If you missed parts 1 & 2 I highly recommend checking them out here:
Just three years removed from being the World Series champions, the 1951 Cleveland Indians saw another great season headlined by stars Bob Feller and Larry Doby as well as first year skipper Al López. Apart from the managerial change the offseason prior to the 1951 season was relatively quiet and saw the Indians make no impactful moves. The most notable transaction of the season came on April 30th as general manager Hank Greenberg traded rookie outfielder Minnie Miñoso to the Chicago White Sox in a three team trade that sent reliever Lou Brissie to Cleveland. Brissie would have an unremarkable two years in Cleveland, whereas Miñoso would go on to a hall of fame career with the White Sox (with a brief return to Cleveland towards the end).
Finishing the season with a record of 93-61, the Indians finished in second place in the American League, five games behind the New York Yankees. The team played best against the Detroit Tigers, finishing with a record of 17-5 against the Motor City Kitties. However, they struggled against the league-winning Yankees, only going 7-15.
The structure of a baseball season looked a bit different back then with only 16 teams. These teams played 154 games as opposed to today’s 162. When it came to the postseason, only the top team from each league could play for the championship. While today’s Guardians would have made the playoffs if they were second in the American League, the 1951 team did not.

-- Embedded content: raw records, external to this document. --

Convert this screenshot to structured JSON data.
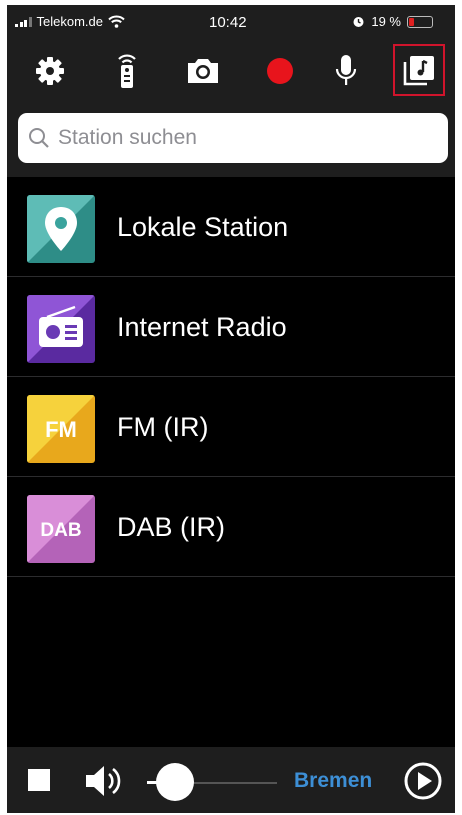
{
  "status_bar": {
    "carrier": "Telekom.de",
    "time": "10:42",
    "battery_percent": "19 %",
    "battery_level": 0.19
  },
  "toolbar": {
    "icons": [
      "gear-icon",
      "remote-icon",
      "camera-icon",
      "record-icon",
      "microphone-icon",
      "music-library-icon"
    ],
    "selected": "music-library-icon",
    "record_color": "#e8141c",
    "highlight_color": "#d0142c"
  },
  "search": {
    "placeholder": "Station suchen",
    "value": ""
  },
  "stations": [
    {
      "label": "Lokale Station",
      "icon": "location-pin-icon",
      "colors": [
        "#5ebcb6",
        "#2e8d87"
      ]
    },
    {
      "label": "Internet Radio",
      "icon": "radio-icon",
      "colors": [
        "#8f55d6",
        "#5a2aa0"
      ]
    },
    {
      "label": "FM (IR)",
      "icon": "fm-icon",
      "badge": "FM",
      "colors": [
        "#f6d23c",
        "#e8a81c"
      ]
    },
    {
      "label": "DAB (IR)",
      "icon": "dab-icon",
      "badge": "DAB",
      "colors": [
        "#d98ed8",
        "#b463b8"
      ]
    }
  ],
  "player": {
    "station": "Bremen",
    "volume": 0.18,
    "accent_color": "#3d8fd6"
  }
}
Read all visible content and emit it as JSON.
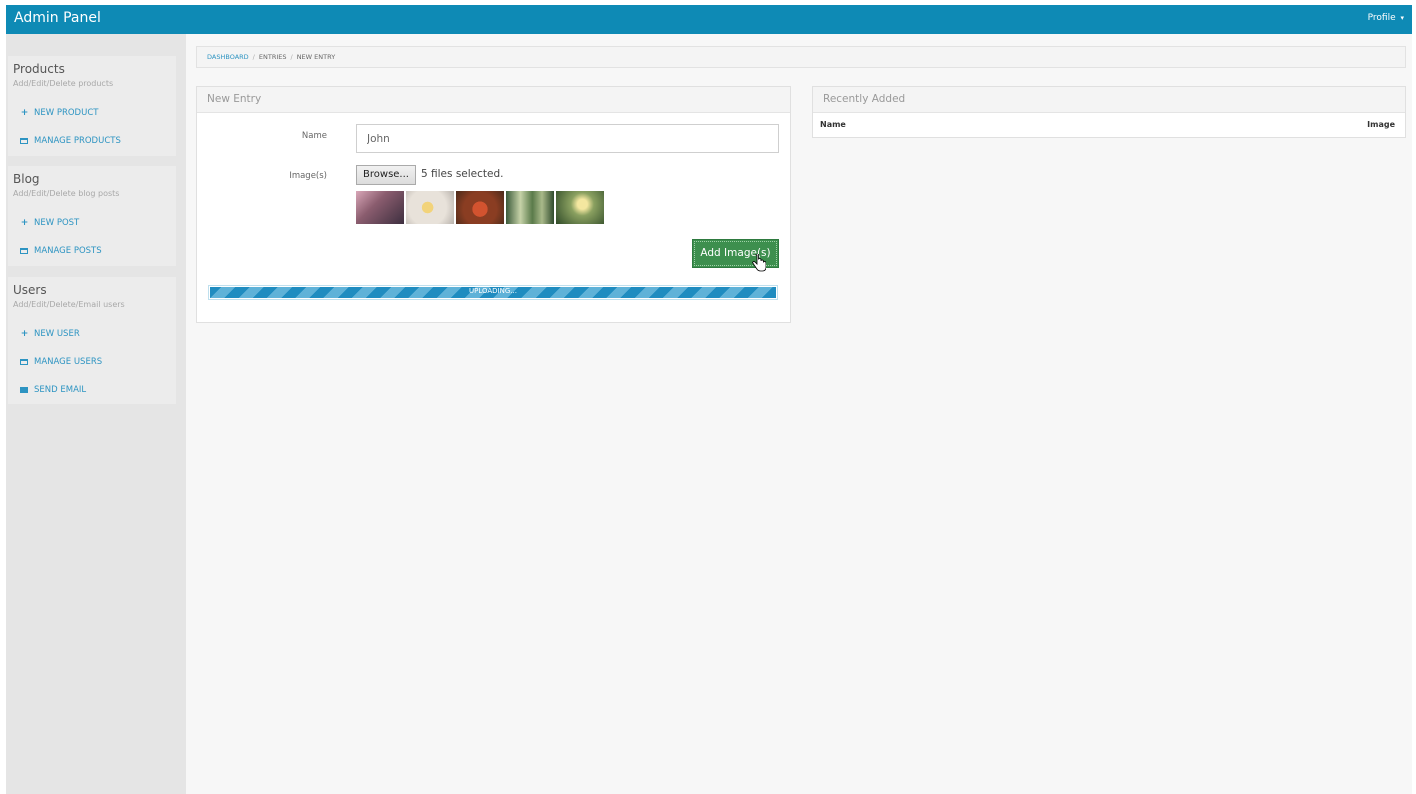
{
  "topbar": {
    "brand": "Admin Panel",
    "profile_label": "Profile",
    "profile_caret": "▾"
  },
  "sidebar": {
    "sections": [
      {
        "title": "Products",
        "subtitle": "Add/Edit/Delete products",
        "items": [
          {
            "icon": "plus-icon",
            "label": "NEW PRODUCT"
          },
          {
            "icon": "table-icon",
            "label": "MANAGE PRODUCTS"
          }
        ]
      },
      {
        "title": "Blog",
        "subtitle": "Add/Edit/Delete blog posts",
        "items": [
          {
            "icon": "plus-icon",
            "label": "NEW POST"
          },
          {
            "icon": "table-icon",
            "label": "MANAGE POSTS"
          }
        ]
      },
      {
        "title": "Users",
        "subtitle": "Add/Edit/Delete/Email users",
        "items": [
          {
            "icon": "plus-icon",
            "label": "NEW USER"
          },
          {
            "icon": "table-icon",
            "label": "MANAGE USERS"
          },
          {
            "icon": "envelope-icon",
            "label": "SEND EMAIL"
          }
        ]
      }
    ]
  },
  "breadcrumb": {
    "items": [
      "DASHBOARD",
      "ENTRIES",
      "NEW ENTRY"
    ],
    "separator": "/"
  },
  "new_entry": {
    "title": "New Entry",
    "name_label": "Name",
    "name_value": "John",
    "images_label": "Image(s)",
    "browse_label": "Browse...",
    "files_selected": "5 files selected.",
    "thumbnail_count": 5,
    "add_button": "Add Image(s)",
    "progress": {
      "label": "UPLOADING...",
      "percent": 100
    }
  },
  "recent": {
    "title": "Recently Added",
    "columns": [
      "Name",
      "Image"
    ]
  },
  "colors": {
    "topbar": "#0e8ab5",
    "link": "#2d94c2",
    "add_button": "#3d8f4e",
    "progress": "#1f8cc0"
  }
}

Still riding the high from the championship win three years prior, the Indians had no problem drawing fans in for the 1951 season. They ranked second of eight American League teams in terms of attendance with 1,704,984 fans.
The team was managed by former catcher Al López. 1951 was his first season as Cleveland’s manager after he had played for them in 1947. López had the tall task of replacing a Cleveland legend, the “boy manager” Lou Boudreau. Though he would never win a world series, he saw great success with Cleveland, not only in 1951, as just three years later he would lead the team to another pennant.

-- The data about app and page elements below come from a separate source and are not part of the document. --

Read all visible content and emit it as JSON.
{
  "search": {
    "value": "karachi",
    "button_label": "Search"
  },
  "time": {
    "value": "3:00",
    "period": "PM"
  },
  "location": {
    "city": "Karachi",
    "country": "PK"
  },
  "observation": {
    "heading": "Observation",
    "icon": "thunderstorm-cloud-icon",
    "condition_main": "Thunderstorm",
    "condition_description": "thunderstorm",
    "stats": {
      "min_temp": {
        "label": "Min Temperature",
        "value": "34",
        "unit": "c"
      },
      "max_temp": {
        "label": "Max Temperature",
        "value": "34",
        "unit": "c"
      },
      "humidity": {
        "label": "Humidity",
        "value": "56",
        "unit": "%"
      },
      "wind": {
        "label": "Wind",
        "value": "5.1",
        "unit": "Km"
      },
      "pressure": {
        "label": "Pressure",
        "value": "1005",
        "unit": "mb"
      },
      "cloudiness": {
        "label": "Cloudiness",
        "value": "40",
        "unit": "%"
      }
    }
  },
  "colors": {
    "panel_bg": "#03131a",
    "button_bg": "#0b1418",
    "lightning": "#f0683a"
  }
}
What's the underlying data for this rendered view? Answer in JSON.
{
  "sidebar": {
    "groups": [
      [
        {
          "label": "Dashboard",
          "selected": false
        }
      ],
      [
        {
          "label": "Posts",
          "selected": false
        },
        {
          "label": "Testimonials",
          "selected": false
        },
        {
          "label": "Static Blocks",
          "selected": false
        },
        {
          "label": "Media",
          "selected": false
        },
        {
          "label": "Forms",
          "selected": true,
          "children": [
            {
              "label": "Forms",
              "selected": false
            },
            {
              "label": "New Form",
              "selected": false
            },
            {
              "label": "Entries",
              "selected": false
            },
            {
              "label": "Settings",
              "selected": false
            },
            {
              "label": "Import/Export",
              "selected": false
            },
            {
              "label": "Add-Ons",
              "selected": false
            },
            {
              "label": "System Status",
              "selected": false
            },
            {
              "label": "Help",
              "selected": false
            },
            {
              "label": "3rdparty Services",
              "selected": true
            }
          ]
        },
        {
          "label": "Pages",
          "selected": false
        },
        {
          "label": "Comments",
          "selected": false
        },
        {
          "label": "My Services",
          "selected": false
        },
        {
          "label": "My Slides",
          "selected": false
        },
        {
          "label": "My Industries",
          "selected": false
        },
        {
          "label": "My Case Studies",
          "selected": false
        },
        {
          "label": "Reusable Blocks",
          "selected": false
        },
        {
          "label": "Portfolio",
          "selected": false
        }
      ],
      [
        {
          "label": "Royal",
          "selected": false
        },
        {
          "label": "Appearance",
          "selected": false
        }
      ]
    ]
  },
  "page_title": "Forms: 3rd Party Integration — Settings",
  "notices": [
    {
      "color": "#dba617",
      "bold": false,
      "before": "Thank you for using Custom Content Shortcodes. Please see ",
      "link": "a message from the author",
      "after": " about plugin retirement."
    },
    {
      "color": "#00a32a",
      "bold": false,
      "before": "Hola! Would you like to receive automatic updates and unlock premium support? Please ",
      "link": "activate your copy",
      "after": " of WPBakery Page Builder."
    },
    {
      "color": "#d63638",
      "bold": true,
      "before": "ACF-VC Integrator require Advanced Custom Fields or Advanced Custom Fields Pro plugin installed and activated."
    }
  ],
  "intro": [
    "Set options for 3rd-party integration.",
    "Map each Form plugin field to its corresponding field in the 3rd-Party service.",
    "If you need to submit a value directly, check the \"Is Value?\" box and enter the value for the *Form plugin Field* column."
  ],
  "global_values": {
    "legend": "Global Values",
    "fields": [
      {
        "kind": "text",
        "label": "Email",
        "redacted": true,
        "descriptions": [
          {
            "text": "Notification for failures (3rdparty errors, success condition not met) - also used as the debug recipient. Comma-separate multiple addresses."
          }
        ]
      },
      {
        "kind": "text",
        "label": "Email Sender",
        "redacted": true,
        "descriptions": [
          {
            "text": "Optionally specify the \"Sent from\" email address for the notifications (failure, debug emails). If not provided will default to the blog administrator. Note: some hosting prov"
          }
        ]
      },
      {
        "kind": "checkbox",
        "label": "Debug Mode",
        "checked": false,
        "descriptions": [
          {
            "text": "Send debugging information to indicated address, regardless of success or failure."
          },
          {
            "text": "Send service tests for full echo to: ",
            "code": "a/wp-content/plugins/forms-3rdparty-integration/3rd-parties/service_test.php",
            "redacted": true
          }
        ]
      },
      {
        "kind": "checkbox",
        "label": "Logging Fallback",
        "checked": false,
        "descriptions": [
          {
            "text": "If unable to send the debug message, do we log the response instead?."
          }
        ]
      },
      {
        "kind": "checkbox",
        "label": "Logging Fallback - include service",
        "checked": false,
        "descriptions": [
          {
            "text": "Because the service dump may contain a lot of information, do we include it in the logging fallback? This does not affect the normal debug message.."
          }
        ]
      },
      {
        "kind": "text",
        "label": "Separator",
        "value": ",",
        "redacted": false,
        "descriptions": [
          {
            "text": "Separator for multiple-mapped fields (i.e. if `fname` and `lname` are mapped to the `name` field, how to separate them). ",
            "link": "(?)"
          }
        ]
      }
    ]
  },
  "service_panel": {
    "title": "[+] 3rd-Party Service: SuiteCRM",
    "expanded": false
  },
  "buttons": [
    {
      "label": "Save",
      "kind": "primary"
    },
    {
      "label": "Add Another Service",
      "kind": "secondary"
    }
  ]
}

While the star-studded lineup from 1948 was not exactly the same, the team still had a potent offensive core in Larry Doby and Al Rosen as well as the “Big Four” of Wynn, Lemon, Garcia and Feller to carry them to 93 victories. Doby, in the midst of his prime, hit .295/.428/.512 over 551 plate appearances. For Feller, a 3.50 ERA, 22-8 record, and 249.2 innings made for yet another successful season for the aging star.
It was an up-and-down season for the Indians, who were almost always fighting for first place. For the month of April, the team was never more than half a game back of first place. May and June were much tougher for the team as they were never in first place aside from a tie over the first two days of May.
By May 27th, the Indians were 10 games back of first place. It remained that way for all of June as the team never made it less than six games back. However, as the weather heated up in Cleveland, so did the bats. The Indians clawed their way back to a first-place tie by July 22nd and spent the majority of August either tied or in sole possession of first place.
On August 2nd the Indians beat the Washington Senators by a score of 5-2, little did they know that they would not lose another game for nearly two weeks. By the time the dust had settled the 1951 Indians had ripped off 13 wins in a row, a franchise record that would stand until the 2016 team won 14 straight, and we all know what happened the following year.
Diving deep into the archives of CoveringTheCorner.com I found this write up on the 1951 winning streak, if you’re interested in more of a deep dive I highly recommend it.
Unfortunately the team couldn’t capitalize off the winning streak as their bats cooled off at the perfectly wrong time as the team hit a slump in late September. Tied for first place on September 19th, they would slip all the way back to five games out of first over the next ten days.
While they don’t have the World Series rings or the pennant to show for it, the 1951 Cleveland Indians were an excellent team, with the lack of postseason opportunity becoming an all too common theme for the Indians in the 1950s. Behind strong seasons from their star players and one of the most talented managers in the league’s history, the 1951 season was one that many 2023 Cleveland Guardians fans would have taken in a heartbeat.